*** Block opens ***

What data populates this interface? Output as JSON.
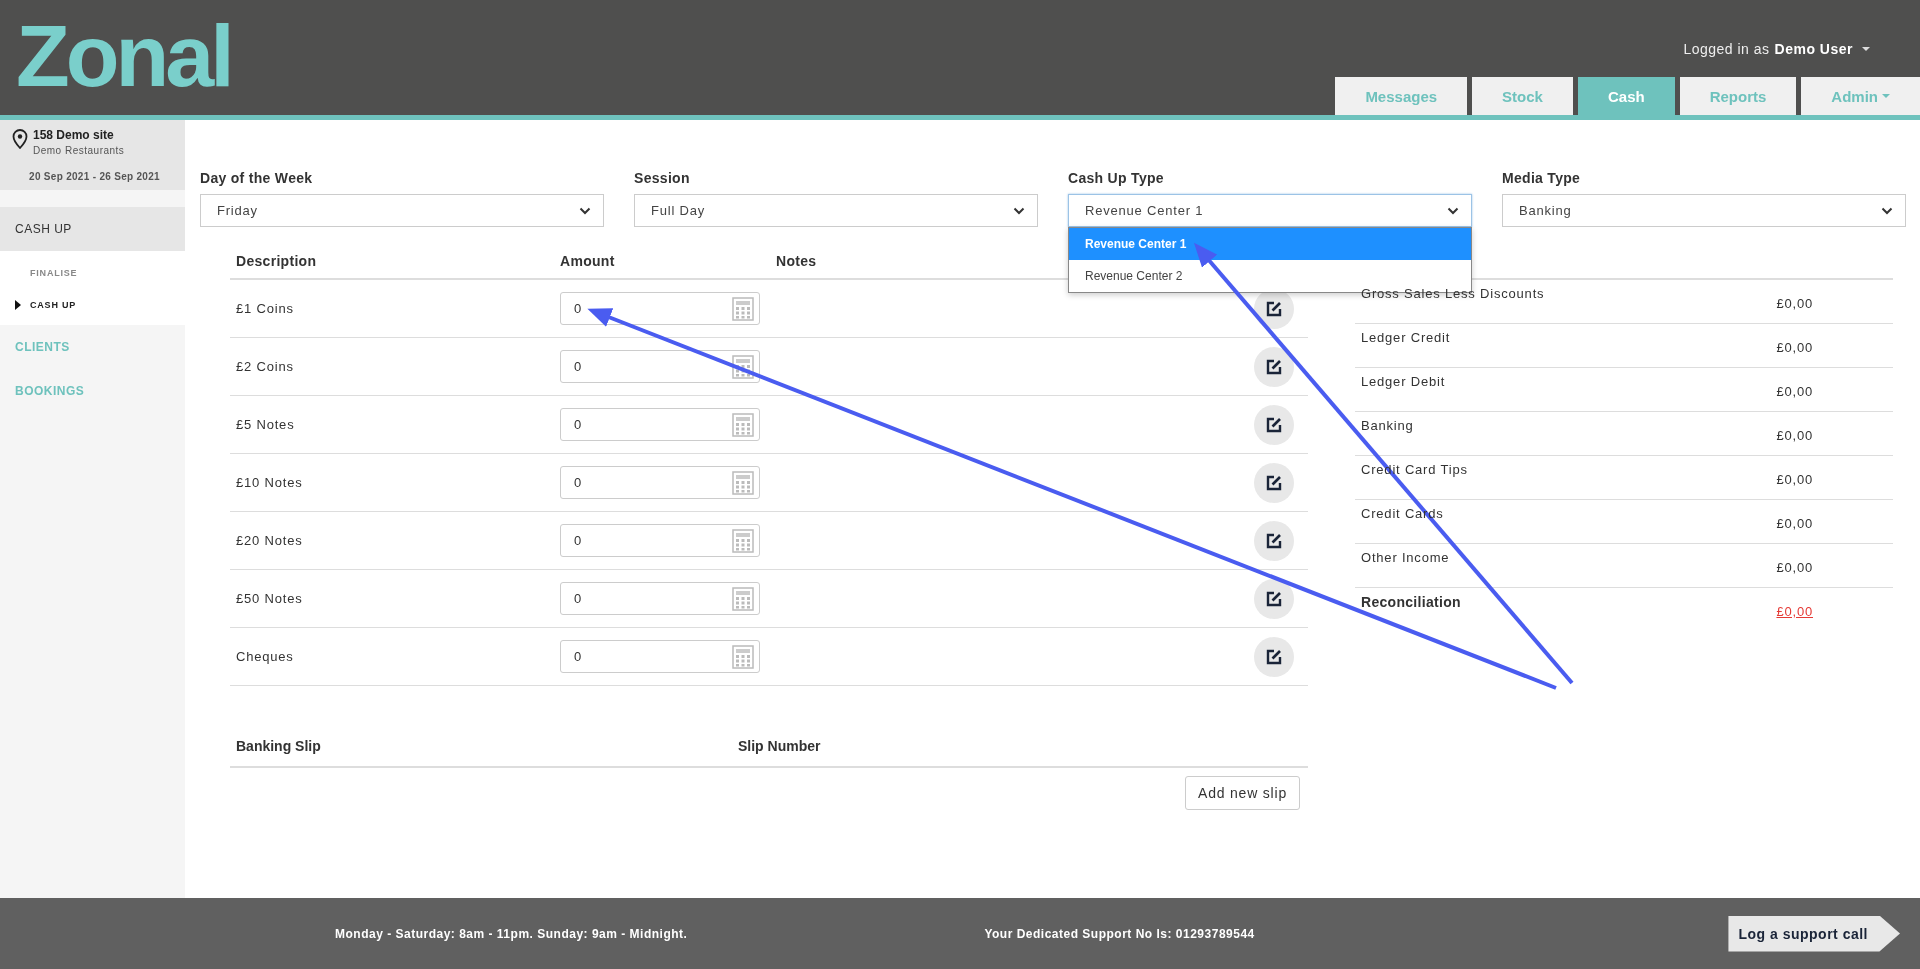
{
  "header": {
    "logo": "Zonal",
    "user": {
      "prefix": "Logged in as",
      "name": "Demo User"
    },
    "tabs": [
      {
        "label": "Messages",
        "selected": false,
        "has_menu": false
      },
      {
        "label": "Stock",
        "selected": false,
        "has_menu": false
      },
      {
        "label": "Cash",
        "selected": true,
        "has_menu": false
      },
      {
        "label": "Reports",
        "selected": false,
        "has_menu": false
      },
      {
        "label": "Admin",
        "selected": false,
        "has_menu": true
      }
    ]
  },
  "site": {
    "name": "158 Demo site",
    "company": "Demo Restaurants",
    "dates": "20 Sep 2021 - 26 Sep 2021"
  },
  "sidebar": {
    "items": [
      {
        "label": "CASH UP",
        "expanded": true,
        "children": [
          {
            "label": "FINALISE",
            "selected": false
          },
          {
            "label": "CASH UP",
            "selected": true
          }
        ]
      },
      {
        "label": "CLIENTS",
        "expanded": false
      },
      {
        "label": "BOOKINGS",
        "expanded": false
      }
    ]
  },
  "filters": [
    {
      "label": "Day of the Week",
      "value": "Friday",
      "open": false
    },
    {
      "label": "Session",
      "value": "Full Day",
      "open": false
    },
    {
      "label": "Cash Up Type",
      "value": "Revenue Center 1",
      "open": true,
      "options": [
        {
          "label": "Revenue Center 1",
          "selected": true
        },
        {
          "label": "Revenue Center 2",
          "selected": false
        }
      ]
    },
    {
      "label": "Media Type",
      "value": "Banking",
      "open": false
    }
  ],
  "cash_table": {
    "columns": [
      "Description",
      "Amount",
      "Notes"
    ],
    "rows": [
      {
        "description": "£1 Coins",
        "amount": "0"
      },
      {
        "description": "£2 Coins",
        "amount": "0"
      },
      {
        "description": "£5 Notes",
        "amount": "0"
      },
      {
        "description": "£10 Notes",
        "amount": "0"
      },
      {
        "description": "£20 Notes",
        "amount": "0"
      },
      {
        "description": "£50 Notes",
        "amount": "0"
      },
      {
        "description": "Cheques",
        "amount": "0"
      }
    ]
  },
  "summary": {
    "rows": [
      {
        "label": "Gross Sales Less Discounts",
        "value": "£0,00",
        "kind": "line"
      },
      {
        "label": "Ledger Credit",
        "value": "£0,00",
        "kind": "line"
      },
      {
        "label": "Ledger Debit",
        "value": "£0,00",
        "kind": "line"
      },
      {
        "label": "Banking",
        "value": "£0,00",
        "kind": "line"
      },
      {
        "label": "Credit Card Tips",
        "value": "£0,00",
        "kind": "line"
      },
      {
        "label": "Credit Cards",
        "value": "£0,00",
        "kind": "line"
      },
      {
        "label": "Other Income",
        "value": "£0,00",
        "kind": "line"
      },
      {
        "label": "Reconciliation",
        "value": "£0,00",
        "kind": "total"
      }
    ]
  },
  "slips": {
    "columns": [
      "Banking Slip",
      "Slip Number"
    ],
    "add_button": "Add new slip"
  },
  "footer": {
    "hours": "Monday - Saturday: 8am - 11pm. Sunday: 9am - Midnight.",
    "support": "Your Dedicated Support No Is: 01293789544",
    "button": "Log a support call"
  }
}
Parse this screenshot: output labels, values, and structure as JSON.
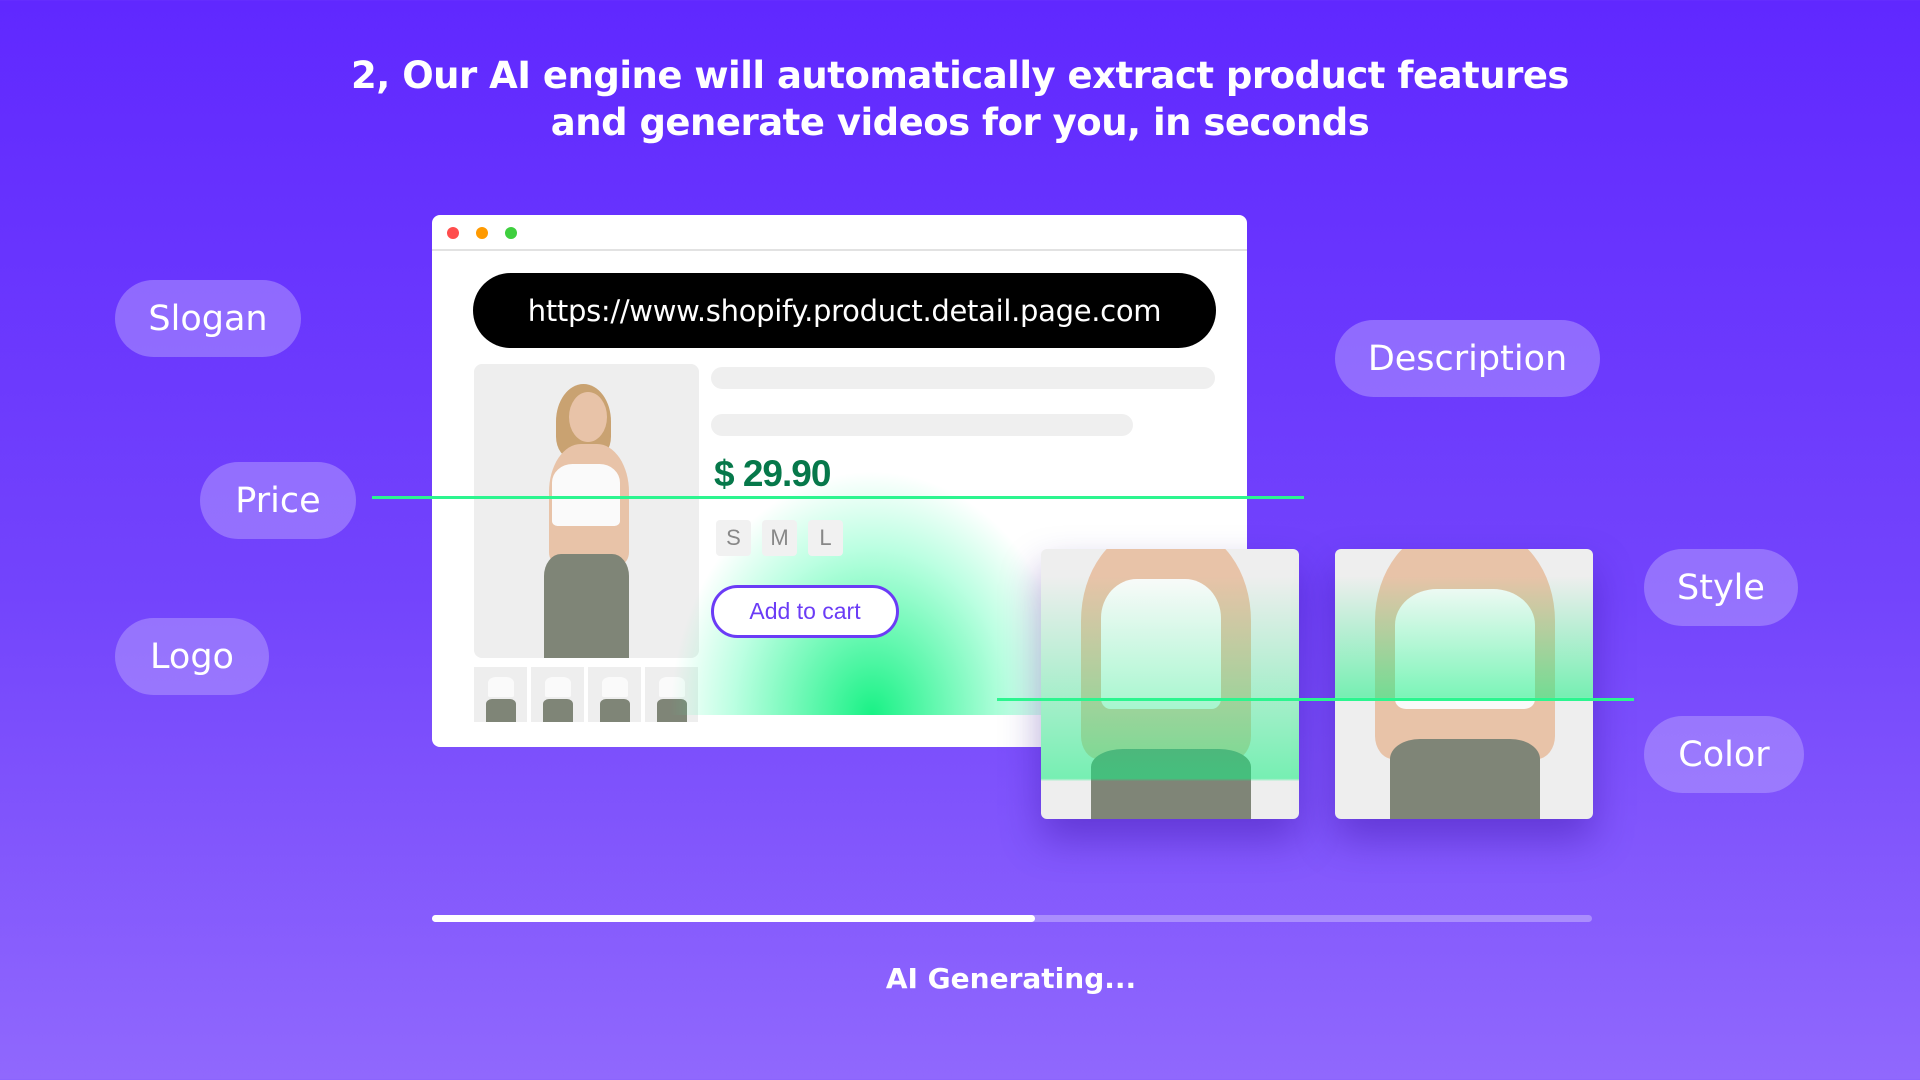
{
  "header": {
    "line1": "2, Our AI engine will automatically extract product features",
    "line2": "and generate videos for you, in seconds"
  },
  "tags": {
    "slogan": "Slogan",
    "price": "Price",
    "logo": "Logo",
    "description": "Description",
    "style": "Style",
    "color": "Color"
  },
  "browser": {
    "url": "https://www.shopify.product.detail.page.com",
    "price": "$ 29.90",
    "sizes": [
      "S",
      "M",
      "L"
    ],
    "add_to_cart": "Add to cart",
    "window_dots": {
      "close": "#ff4d4d",
      "minimize": "#ff9a00",
      "maximize": "#3ecf3e"
    }
  },
  "progress": {
    "percent": 52,
    "status": "AI Generating..."
  },
  "colors": {
    "accent": "#6b3cf6",
    "scan": "#2cf58f",
    "price": "#06784a"
  }
}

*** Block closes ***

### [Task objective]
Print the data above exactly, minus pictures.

### [Written answer]
What data populates this interface? Output as JSON.
{
  "header": {
    "logo": "Zonal",
    "user": {
      "prefix": "Logged in as",
      "name": "Demo User"
    },
    "tabs": [
      {
        "label": "Messages",
        "selected": false,
        "has_menu": false
      },
      {
        "label": "Stock",
        "selected": false,
        "has_menu": false
      },
      {
        "label": "Cash",
        "selected": true,
        "has_menu": false
      },
      {
        "label": "Reports",
        "selected": false,
        "has_menu": false
      },
      {
        "label": "Admin",
        "selected": false,
        "has_menu": true
      }
    ]
  },
  "site": {
    "name": "158 Demo site",
    "company": "Demo Restaurants",
    "dates": "20 Sep 2021 - 26 Sep 2021"
  },
  "sidebar": {
    "items": [
      {
        "label": "CASH UP",
        "expanded": true,
        "children": [
          {
            "label": "FINALISE",
            "selected": false
          },
          {
            "label": "CASH UP",
            "selected": true
          }
        ]
      },
      {
        "label": "CLIENTS",
        "expanded": false
      },
      {
        "label": "BOOKINGS",
        "expanded": false
      }
    ]
  },
  "filters": [
    {
      "label": "Day of the Week",
      "value": "Friday",
      "open": false
    },
    {
      "label": "Session",
      "value": "Full Day",
      "open": false
    },
    {
      "label": "Cash Up Type",
      "value": "Revenue Center 1",
      "open": true,
      "options": [
        {
          "label": "Revenue Center 1",
          "selected": true
        },
        {
          "label": "Revenue Center 2",
          "selected": false
        }
      ]
    },
    {
      "label": "Media Type",
      "value": "Banking",
      "open": false
    }
  ],
  "cash_table": {
    "columns": [
      "Description",
      "Amount",
      "Notes"
    ],
    "rows": [
      {
        "description": "£1 Coins",
        "amount": "0"
      },
      {
        "description": "£2 Coins",
        "amount": "0"
      },
      {
        "description": "£5 Notes",
        "amount": "0"
      },
      {
        "description": "£10 Notes",
        "amount": "0"
      },
      {
        "description": "£20 Notes",
        "amount": "0"
      },
      {
        "description": "£50 Notes",
        "amount": "0"
      },
      {
        "description": "Cheques",
        "amount": "0"
      }
    ]
  },
  "summary": {
    "rows": [
      {
        "label": "Gross Sales Less Discounts",
        "value": "£0,00",
        "kind": "line"
      },
      {
        "label": "Ledger Credit",
        "value": "£0,00",
        "kind": "line"
      },
      {
        "label": "Ledger Debit",
        "value": "£0,00",
        "kind": "line"
      },
      {
        "label": "Banking",
        "value": "£0,00",
        "kind": "line"
      },
      {
        "label": "Credit Card Tips",
        "value": "£0,00",
        "kind": "line"
      },
      {
        "label": "Credit Cards",
        "value": "£0,00",
        "kind": "line"
      },
      {
        "label": "Other Income",
        "value": "£0,00",
        "kind": "line"
      },
      {
        "label": "Reconciliation",
        "value": "£0,00",
        "kind": "total"
      }
    ]
  },
  "slips": {
    "columns": [
      "Banking Slip",
      "Slip Number"
    ],
    "add_button": "Add new slip"
  },
  "footer": {
    "hours": "Monday - Saturday: 8am - 11pm. Sunday: 9am - Midnight.",
    "support": "Your Dedicated Support No Is: 01293789544",
    "button": "Log a support call"
  }
}
Parse this screenshot: output labels, values, and structure as JSON.
{
  "header": {
    "line1": "2, Our AI engine will automatically extract product features",
    "line2": "and generate videos for you, in seconds"
  },
  "tags": {
    "slogan": "Slogan",
    "price": "Price",
    "logo": "Logo",
    "description": "Description",
    "style": "Style",
    "color": "Color"
  },
  "browser": {
    "url": "https://www.shopify.product.detail.page.com",
    "price": "$ 29.90",
    "sizes": [
      "S",
      "M",
      "L"
    ],
    "add_to_cart": "Add to cart",
    "window_dots": {
      "close": "#ff4d4d",
      "minimize": "#ff9a00",
      "maximize": "#3ecf3e"
    }
  },
  "progress": {
    "percent": 52,
    "status": "AI Generating..."
  },
  "colors": {
    "accent": "#6b3cf6",
    "scan": "#2cf58f",
    "price": "#06784a"
  }
}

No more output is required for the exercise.